Hopkins Med News Update

NEWS STORIES IN THIS ISSUE:

– COVID-19 NEWS: Johns Hopkins Medicine Study Shows Vaccine Likely Protects People with HIV
– Johns Hopkins Medicine Documents Stroke Risk in Cardiac Assist Device
– CBD Products May Help People with Epilepsy Better Tolerate Anti-Seizure Medications

Study finds recent change in EMS transport policy could improve stroke outcomes

A new EMS transport policy implemented in Chicago showed that sending patients suspected of experiencing large vessel occlusion directly to comprehensive stroke centers led to an increase in the use of endovascular therapy, an important treatment for acute ischemic stroke.

Mount Sinai Mobile Interventional Stroke Team Travels to Patients, Resulting in Faster Treatment and Better Outcomes

Study finds stroke patients are nearly twice as likely to be functionally independent if treated by a specialized team that travels to them to perform surgical clot removal

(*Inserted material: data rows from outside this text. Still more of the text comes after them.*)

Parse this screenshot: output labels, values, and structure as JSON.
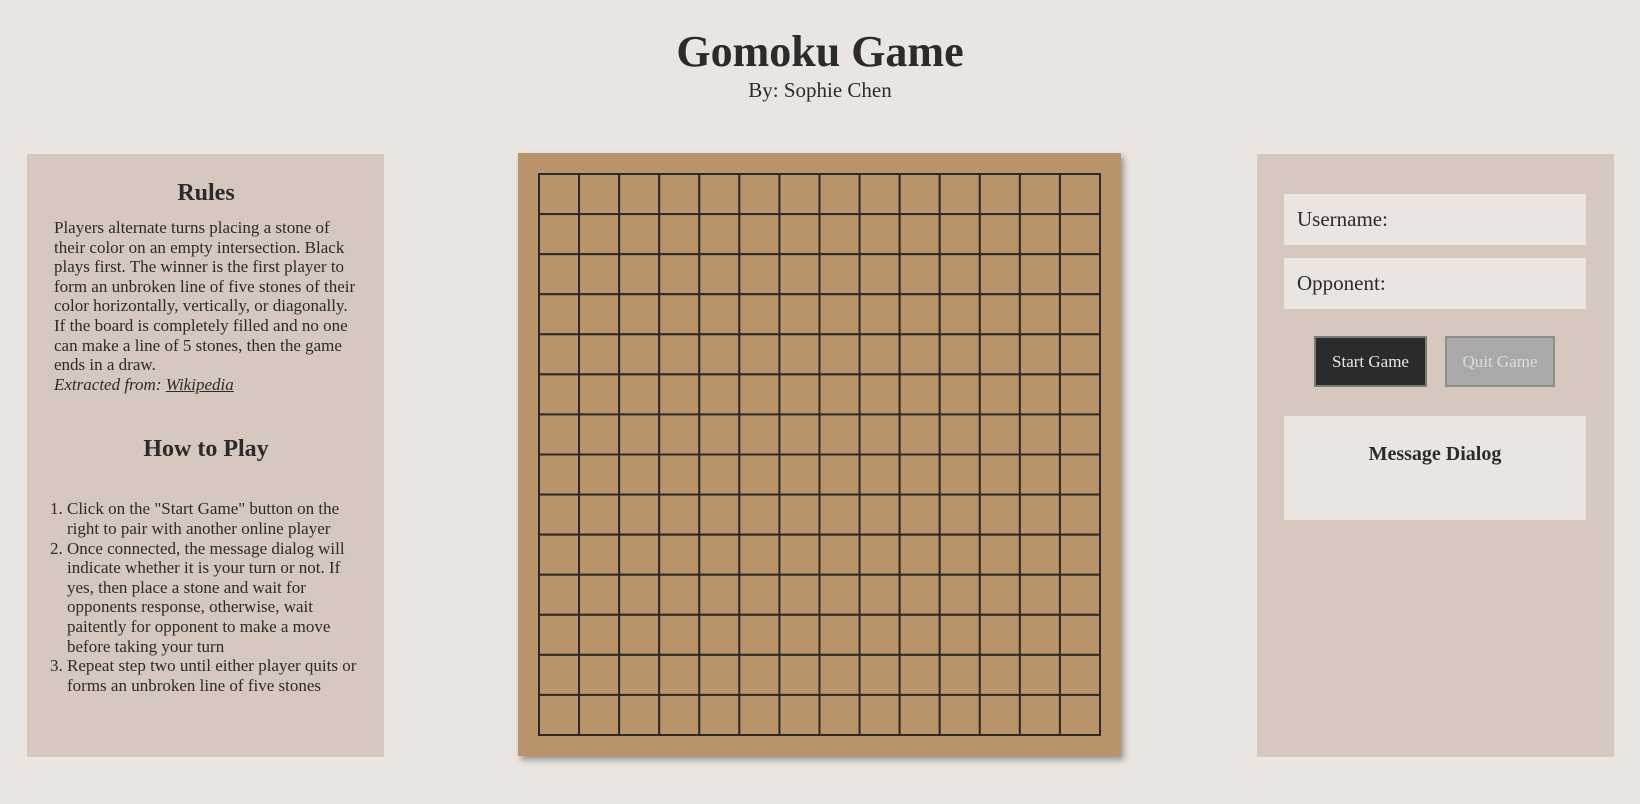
{
  "header": {
    "title": "Gomoku Game",
    "subtitle": "By: Sophie Chen"
  },
  "rules": {
    "heading": "Rules",
    "text": "Players alternate turns placing a stone of their color on an empty intersection. Black plays first. The winner is the first player to form an unbroken line of five stones of their color horizontally, vertically, or diagonally. If the board is completely filled and no one can make a line of 5 stones, then the game ends in a draw.",
    "credit_prefix": "Extracted from: ",
    "credit_link": "Wikipedia"
  },
  "how_to_play": {
    "heading": "How to Play",
    "steps": [
      "Click on the \"Start Game\" button on the right to pair with another online player",
      "Once connected, the message dialog will indicate whether it is your turn or not. If yes, then place a stone and wait for opponents response, otherwise, wait paitently for opponent to make a move before taking your turn",
      "Repeat step two until either player quits or forms an unbroken line of five stones"
    ]
  },
  "board": {
    "rows": 14,
    "cols": 14,
    "board_color": "#b9936a",
    "line_color": "#2b2b2b"
  },
  "controls": {
    "username_placeholder": "Username:",
    "opponent_placeholder": "Opponent:",
    "start_label": "Start Game",
    "quit_label": "Quit Game",
    "message_title": "Message Dialog"
  },
  "colors": {
    "page_background": "#eae5e0",
    "panel_background": "#d6c8be",
    "start_button": "#2b2b2b",
    "quit_button_disabled": "#a9a9a9"
  }
}
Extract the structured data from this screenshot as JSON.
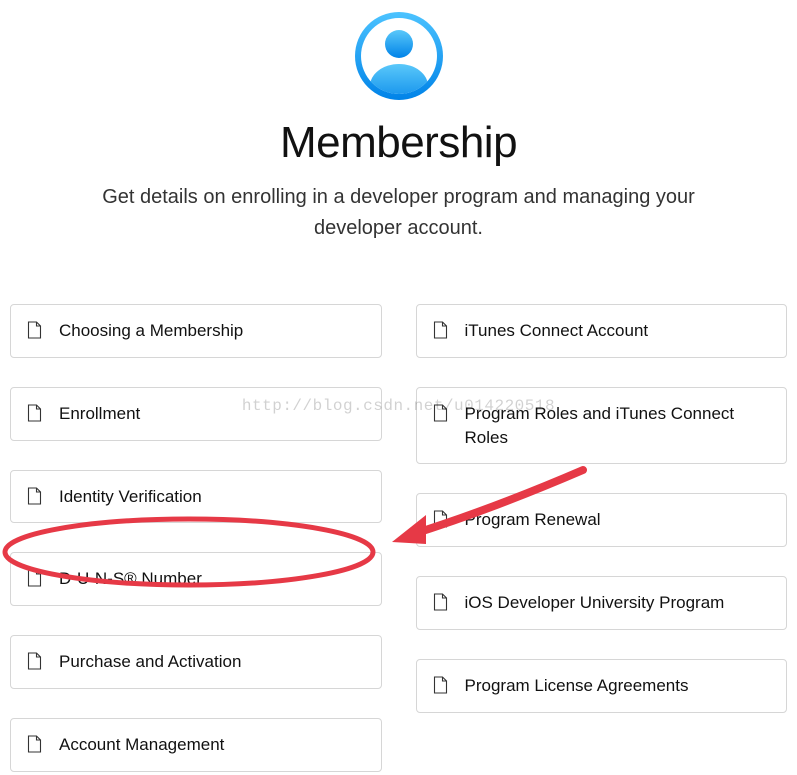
{
  "header": {
    "title": "Membership",
    "subtitle": "Get details on enrolling in a developer program and managing your developer account."
  },
  "left_column": [
    {
      "label": "Choosing a Membership",
      "name": "choosing-membership"
    },
    {
      "label": "Enrollment",
      "name": "enrollment"
    },
    {
      "label": "Identity Verification",
      "name": "identity-verification"
    },
    {
      "label": "D-U-N-S® Number",
      "name": "duns-number"
    },
    {
      "label": "Purchase and Activation",
      "name": "purchase-activation"
    },
    {
      "label": "Account Management",
      "name": "account-management"
    }
  ],
  "right_column": [
    {
      "label": "iTunes Connect Account",
      "name": "itunes-connect-account"
    },
    {
      "label": "Program Roles and iTunes Connect Roles",
      "name": "program-roles"
    },
    {
      "label": "Program Renewal",
      "name": "program-renewal"
    },
    {
      "label": "iOS Developer University Program",
      "name": "ios-university"
    },
    {
      "label": "Program License Agreements",
      "name": "license-agreements"
    }
  ],
  "watermark": "http://blog.csdn.net/u014220518",
  "annotation": {
    "ellipse_stroke": "#e63946",
    "arrow_stroke": "#e63946"
  }
}
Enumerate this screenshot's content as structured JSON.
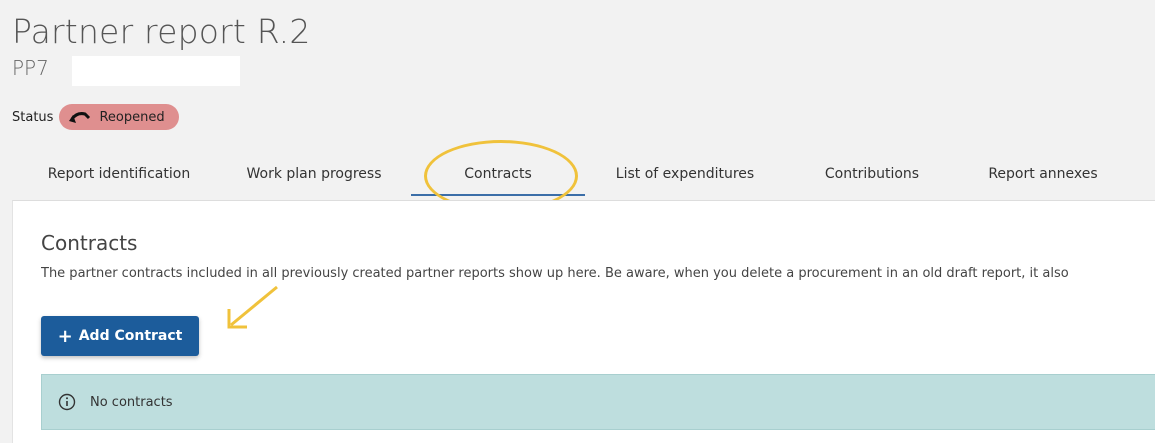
{
  "header": {
    "title": "Partner report R.2",
    "subtitle": "PP7"
  },
  "status": {
    "label": "Status",
    "value": "Reopened",
    "badge_color": "#df8f8f"
  },
  "tabs": [
    {
      "label": "Report identification",
      "active": false
    },
    {
      "label": "Work plan progress",
      "active": false
    },
    {
      "label": "Contracts",
      "active": true
    },
    {
      "label": "List of expenditures",
      "active": false
    },
    {
      "label": "Contributions",
      "active": false
    },
    {
      "label": "Report annexes",
      "active": false
    }
  ],
  "contracts": {
    "title": "Contracts",
    "description": "The partner contracts included in all previously created partner reports show up here. Be aware, when you delete a procurement in an old draft report, it also",
    "add_button_label": "Add Contract",
    "empty_message": "No contracts"
  },
  "icons": {
    "status": "undo-arrow-icon",
    "add": "plus-icon",
    "info": "info-circle-icon"
  },
  "colors": {
    "primary": "#1c5c9b",
    "info_bg": "#bedede",
    "annotation": "#f0c23b",
    "active_tab_underline": "#3b6ea8"
  }
}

Muscle Protein That Makes Vertebrates More Fit Linked to Limited Lifespan

Researchers from Johns Hopkins Medicine say they have added to evidence that a protein called CaMKII improves strength, endurance, muscle health and fitness in young animals. Their experiments working with mice and fruit flies, however, found that the gene for CaMKII also contributes to an evolutionary tradeoff: increased susceptibility to age-associated diseases, frailty and mortality.

Women less likely than men to receive opportune care after stroke, study finds

Women are less likely than men to receive timely care for strokes caused by blockages in large vessels, known as emergent large vessel occlusion (ELVO), according to researchers with The University of Texas Health Science Center at Houston (UTHealth).

Mount Sinai’s J Mocco, MD, to Lead the Society of NeuroInterventional Surgery

J Mocco, MD, MS, Senior Vice Chair, Director of the Cerebrovascular Center, and Co-Director of the Neuroendovascular Surgery Fellowship Program in the Department of Neurosurgery at Mount Sinai, has been named president-elect of the Society of NeuroInterventional Surgery (SNIS), a scientific and educational association dedicated to advancing the specialty of neurointerventional surgery, effective July 29, 2021.

Metabolic Syndrome Linked to Increased Risk of Second Stroke, Death

People with larger waistlines, high blood pressure and other risk factors that make up metabolic syndrome may be at higher risk for having a second stroke and even dying than people who do not have metabolic syndrome, according to a meta-analysis published in the July 28, 2021, online issue of Neurology®, the medical journal of the American Academy of Neurology.